Below is our recent interview with Tae Jin Kang, CEO of Insignary, Inc:
Q: It’s great to speak with you again. How do you see security’s role in corporations as we see more businesses suffer data loss from hackers, and the potential of additional fines from the E.U.’s GDPR that was enacted in 2018?
A: Thank you, it’s great to speak with you again.
As we enter 2019, it is clear that the number and sophistication of hacker attacks is increasing. Data theft continues to plague businesses of all sizes. With the passage of the E.U.’s General Data Protection Regulation, or GDPR, the costs in addition to brand impairment, lost sales and lowered business valuations could become quite significant.
This is also taking place at a time when more than 90% of software is built using software that contains open source software (OSS) code. I am not advocating that we turn back. I do not believe it would be good or even possible to abandon OSS code use. The problem is that for the last three years, we have seen record levels of vulnerabilities being reported. And the jump has been anything but incremental.
Finding and dealing with OSS vulnerabilities are an important, first line of defense in stopping hackers from compromising the system, affecting the quality of service, and stealing important data.
Q: What are security and DevOps teams missing about the hazards of known open source vulnerabilities?
A: A number of recent, high-profile data thefts have been due to unpatched, but already addressed open source software vulnerabilities. The Equifax hack is probably the poster child for this kind of incident.
The issue is not that the security and DevOps teams don’t recognize the threat. I believe that in the last two years, they have become aware that leaving unpatched security vulnerabilities is essentially an invitation for hackers to access their systems and steal their data.
The problem is that the software-sourcing model makes it increasingly challenging for security and DevOps teams to really understand what code is in their software. If you don’t know what your code consists of – then it’s impossible to patch known software vulnerabilities.
Q: How is Insignary positioned as we enter 2019?
A: We believe that 2019, will be a very good year for our company.
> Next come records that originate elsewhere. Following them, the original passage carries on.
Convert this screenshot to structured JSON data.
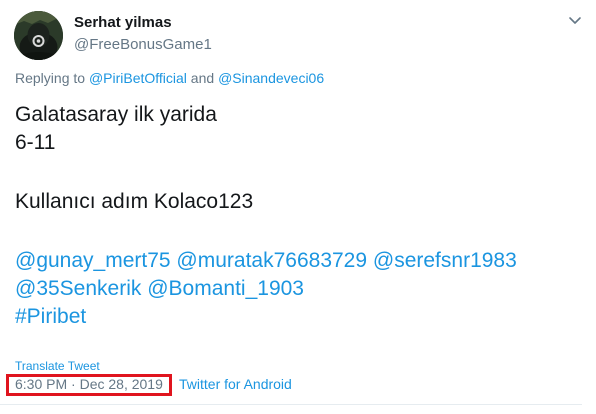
{
  "author": {
    "name": "Serhat yilmas",
    "handle": "@FreeBonusGame1"
  },
  "reply": {
    "prefix": "Replying to ",
    "user1": "@PiriBetOfficial",
    "joiner": " and ",
    "user2": "@Sinandeveci06"
  },
  "tweet": {
    "line1": "Galatasaray ilk yarida",
    "line2": "6-11",
    "line3": "Kullanıcı adım Kolaco123",
    "mentions_row1": [
      "@gunay_mert75",
      "@muratak76683729",
      "@serefsnr1983"
    ],
    "mentions_row2": [
      "@35Senkerik",
      "@Bomanti_1903"
    ],
    "hashtag": "#Piribet"
  },
  "actions": {
    "translate": "Translate Tweet",
    "timestamp": "6:30 PM · Dec 28, 2019",
    "source": "Twitter for Android"
  },
  "icons": {
    "menu": "chevron-down-icon"
  },
  "colors": {
    "link": "#1b95e0",
    "muted": "#657786",
    "highlight": "#e0141e"
  }
}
The growing need for DevOps and security teams to be able to accurately comprehend what is in the software they are procuring, deploying and managing is a strong positive for us.
Our flagship product Clarity is in trials with a number of well-respected technology and business leaders. They are testing our product because it is a fingerprint-based binary code scanner with higher degree of accuracy and coverage than the competing products. In other words, Clarity can quickly examine a binary file and tell you what open source software components comprise it and which vulnerabilities affect it, but do it in a way that can detect OSS components that other products simply cannot detect and with far less false positives.
We see DevOps and security teams recognizing Insignary’s Clarity as a cost-effective solution for finding all of the little hidden points of weakness that exist in the code they are purchasing, integrating and deploying.
Q: You recently started a non-profit foundation called Secure Planet, how does that relate to Insignary?
A: Secure Planet Foundation is building the Secure Planet Database (SPDB), an independent, crowdsourced security vulnerability knowledge platform. The blockchain-based platform will provide new levels of efficiency and transparency for tracking and reporting security vulnerability information. Additionally, Secure Planet will launch the revenue sharing program with DB contributors to proactively address incentivization of finding and reporting of security vulnerabilities in open source software, which form the foundation of today’s software.
Our current plan is to have Insignary fund and guide the initial stage of the project until Secure Planet can be viable on its own. Details of the partnership will be revealed later.
Q: How do you envision Secure Planet’s value in relation to public and private vulnerability databases?
A: Current public vulnerability databases are lacking in many aspects, especially in terms of the number of total reported open source software (OSS) vulnerability, update timeliness, and data quality & completeness. Private vulnerability databases do a much better job of capturing OSS vulnerabilities reported throughout different security mailing lists much quicker than the public counterparts, but do a poor job of discovering new vulnerabilities in the less active but most frequently utilized OSS projects. Secure Planet’s aim is to incentivize the finding of new vulnerabilities, and be complementary to existing databases.
That’s all I can tell you for now. We haven’t formally announced Secure Planet. We will have more information to share later once the project become formalized.